### EXERCISE BRIEF:
Every line of the material is to be given again exactly.

### WORKING DATA:
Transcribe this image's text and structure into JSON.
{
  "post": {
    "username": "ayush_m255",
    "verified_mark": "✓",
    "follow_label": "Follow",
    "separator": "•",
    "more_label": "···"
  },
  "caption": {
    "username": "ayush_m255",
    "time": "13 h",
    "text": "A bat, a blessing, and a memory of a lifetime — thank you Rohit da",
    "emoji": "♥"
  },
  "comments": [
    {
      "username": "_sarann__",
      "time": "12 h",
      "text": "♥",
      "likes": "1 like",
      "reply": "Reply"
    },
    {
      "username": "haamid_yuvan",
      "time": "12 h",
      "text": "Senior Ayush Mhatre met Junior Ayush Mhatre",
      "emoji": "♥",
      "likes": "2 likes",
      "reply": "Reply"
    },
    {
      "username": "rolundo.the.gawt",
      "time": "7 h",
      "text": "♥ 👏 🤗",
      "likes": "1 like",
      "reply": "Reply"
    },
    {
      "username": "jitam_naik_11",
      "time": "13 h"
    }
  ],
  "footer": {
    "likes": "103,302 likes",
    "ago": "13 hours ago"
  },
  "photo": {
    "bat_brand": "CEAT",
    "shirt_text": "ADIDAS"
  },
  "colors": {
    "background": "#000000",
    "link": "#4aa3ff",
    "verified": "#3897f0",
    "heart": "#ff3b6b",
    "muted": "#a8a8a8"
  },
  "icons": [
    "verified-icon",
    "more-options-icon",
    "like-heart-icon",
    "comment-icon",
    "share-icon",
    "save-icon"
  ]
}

### RESPONSE AREA:
Transcribe this image's text and structure into JSON.
{
  "post": {
    "username": "ayush_m255",
    "verified_mark": "✓",
    "follow_label": "Follow",
    "separator": "•",
    "more_label": "···"
  },
  "caption": {
    "username": "ayush_m255",
    "time": "13 h",
    "text": "A bat, a blessing, and a memory of a lifetime — thank you Rohit da",
    "emoji": "♥"
  },
  "comments": [
    {
      "username": "_sarann__",
      "time": "12 h",
      "text": "♥",
      "likes": "1 like",
      "reply": "Reply"
    },
    {
      "username": "haamid_yuvan",
      "time": "12 h",
      "text": "Senior Ayush Mhatre met Junior Ayush Mhatre",
      "emoji": "♥",
      "likes": "2 likes",
      "reply": "Reply"
    },
    {
      "username": "rolundo.the.gawt",
      "time": "7 h",
      "text": "♥ 👏 🤗",
      "likes": "1 like",
      "reply": "Reply"
    },
    {
      "username": "jitam_naik_11",
      "time": "13 h"
    }
  ],
  "footer": {
    "likes": "103,302 likes",
    "ago": "13 hours ago"
  },
  "photo": {
    "bat_brand": "CEAT",
    "shirt_text": "ADIDAS"
  },
  "colors": {
    "background": "#000000",
    "link": "#4aa3ff",
    "verified": "#3897f0",
    "heart": "#ff3b6b",
    "muted": "#a8a8a8"
  },
  "icons": [
    "verified-icon",
    "more-options-icon",
    "like-heart-icon",
    "comment-icon",
    "share-icon",
    "save-icon"
  ]
}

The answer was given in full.